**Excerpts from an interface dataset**
○ ○ ○ ○ ○

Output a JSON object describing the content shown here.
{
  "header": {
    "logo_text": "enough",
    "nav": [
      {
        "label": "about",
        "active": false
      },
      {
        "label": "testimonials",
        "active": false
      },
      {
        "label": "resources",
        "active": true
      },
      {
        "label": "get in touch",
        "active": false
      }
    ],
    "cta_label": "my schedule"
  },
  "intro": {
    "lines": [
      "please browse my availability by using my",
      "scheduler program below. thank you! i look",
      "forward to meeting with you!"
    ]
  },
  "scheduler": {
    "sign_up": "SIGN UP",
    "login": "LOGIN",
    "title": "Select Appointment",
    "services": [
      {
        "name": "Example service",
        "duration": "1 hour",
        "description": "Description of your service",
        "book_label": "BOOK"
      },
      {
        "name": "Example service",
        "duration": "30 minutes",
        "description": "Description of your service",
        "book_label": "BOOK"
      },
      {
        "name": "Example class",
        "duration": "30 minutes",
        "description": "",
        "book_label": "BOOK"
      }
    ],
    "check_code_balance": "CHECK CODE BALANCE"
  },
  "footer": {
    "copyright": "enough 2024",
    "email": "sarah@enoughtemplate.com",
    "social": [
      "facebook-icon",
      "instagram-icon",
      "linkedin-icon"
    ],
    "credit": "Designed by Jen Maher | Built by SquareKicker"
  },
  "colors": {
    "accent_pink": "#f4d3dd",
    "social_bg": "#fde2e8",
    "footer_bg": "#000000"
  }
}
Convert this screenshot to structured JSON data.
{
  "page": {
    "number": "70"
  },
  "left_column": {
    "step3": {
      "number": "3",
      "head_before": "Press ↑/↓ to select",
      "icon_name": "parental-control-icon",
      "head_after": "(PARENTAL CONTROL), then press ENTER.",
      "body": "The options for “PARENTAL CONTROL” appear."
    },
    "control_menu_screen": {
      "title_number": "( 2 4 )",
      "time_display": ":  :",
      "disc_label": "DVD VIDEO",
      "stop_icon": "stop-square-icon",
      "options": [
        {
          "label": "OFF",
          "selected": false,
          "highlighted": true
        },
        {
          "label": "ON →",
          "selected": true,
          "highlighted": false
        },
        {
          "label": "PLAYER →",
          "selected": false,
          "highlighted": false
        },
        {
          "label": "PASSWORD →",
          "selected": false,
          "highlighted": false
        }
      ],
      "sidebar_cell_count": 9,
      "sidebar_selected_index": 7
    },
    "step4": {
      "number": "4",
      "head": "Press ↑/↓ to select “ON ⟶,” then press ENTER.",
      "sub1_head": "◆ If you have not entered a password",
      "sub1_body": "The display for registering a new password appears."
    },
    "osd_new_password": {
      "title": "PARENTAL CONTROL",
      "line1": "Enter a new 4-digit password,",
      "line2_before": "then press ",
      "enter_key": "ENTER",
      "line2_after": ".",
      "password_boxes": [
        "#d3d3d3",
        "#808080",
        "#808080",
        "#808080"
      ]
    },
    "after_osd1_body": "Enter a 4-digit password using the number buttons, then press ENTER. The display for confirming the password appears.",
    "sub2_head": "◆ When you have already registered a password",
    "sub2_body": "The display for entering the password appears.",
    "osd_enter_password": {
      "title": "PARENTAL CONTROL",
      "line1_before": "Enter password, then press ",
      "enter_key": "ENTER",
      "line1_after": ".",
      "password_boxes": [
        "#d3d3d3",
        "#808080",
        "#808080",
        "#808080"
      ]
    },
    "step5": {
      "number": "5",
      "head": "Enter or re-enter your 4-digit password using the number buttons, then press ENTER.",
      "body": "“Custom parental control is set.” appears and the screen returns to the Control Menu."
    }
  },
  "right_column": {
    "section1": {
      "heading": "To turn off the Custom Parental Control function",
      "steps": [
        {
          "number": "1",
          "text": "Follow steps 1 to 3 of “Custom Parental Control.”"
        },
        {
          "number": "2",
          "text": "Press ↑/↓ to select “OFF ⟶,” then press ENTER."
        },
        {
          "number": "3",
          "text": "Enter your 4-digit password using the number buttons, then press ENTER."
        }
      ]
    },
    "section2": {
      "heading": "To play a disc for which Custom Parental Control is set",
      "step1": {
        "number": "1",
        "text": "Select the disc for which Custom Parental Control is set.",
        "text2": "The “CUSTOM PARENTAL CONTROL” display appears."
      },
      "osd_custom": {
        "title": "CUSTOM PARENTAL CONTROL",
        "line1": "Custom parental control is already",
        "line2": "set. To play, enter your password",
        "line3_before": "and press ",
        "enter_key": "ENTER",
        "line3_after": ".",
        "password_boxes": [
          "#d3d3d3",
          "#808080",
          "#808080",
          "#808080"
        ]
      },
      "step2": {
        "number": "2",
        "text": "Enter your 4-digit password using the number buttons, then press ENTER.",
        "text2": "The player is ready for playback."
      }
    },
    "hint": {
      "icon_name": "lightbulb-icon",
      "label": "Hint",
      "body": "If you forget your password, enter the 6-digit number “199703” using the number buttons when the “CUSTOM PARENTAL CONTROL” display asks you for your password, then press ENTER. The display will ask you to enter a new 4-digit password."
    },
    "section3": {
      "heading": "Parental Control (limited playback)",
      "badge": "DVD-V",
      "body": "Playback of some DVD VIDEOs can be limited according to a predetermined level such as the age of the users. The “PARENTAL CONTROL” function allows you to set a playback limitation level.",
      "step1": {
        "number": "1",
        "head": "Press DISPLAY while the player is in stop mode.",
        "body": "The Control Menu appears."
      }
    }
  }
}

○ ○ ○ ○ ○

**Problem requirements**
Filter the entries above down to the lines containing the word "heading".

**Task result**
      "heading": "To turn off the Custom Parental Control function",
      "heading": "To play a disc for which Custom Parental Control is set",
      "heading": "Parental Control (limited playback)",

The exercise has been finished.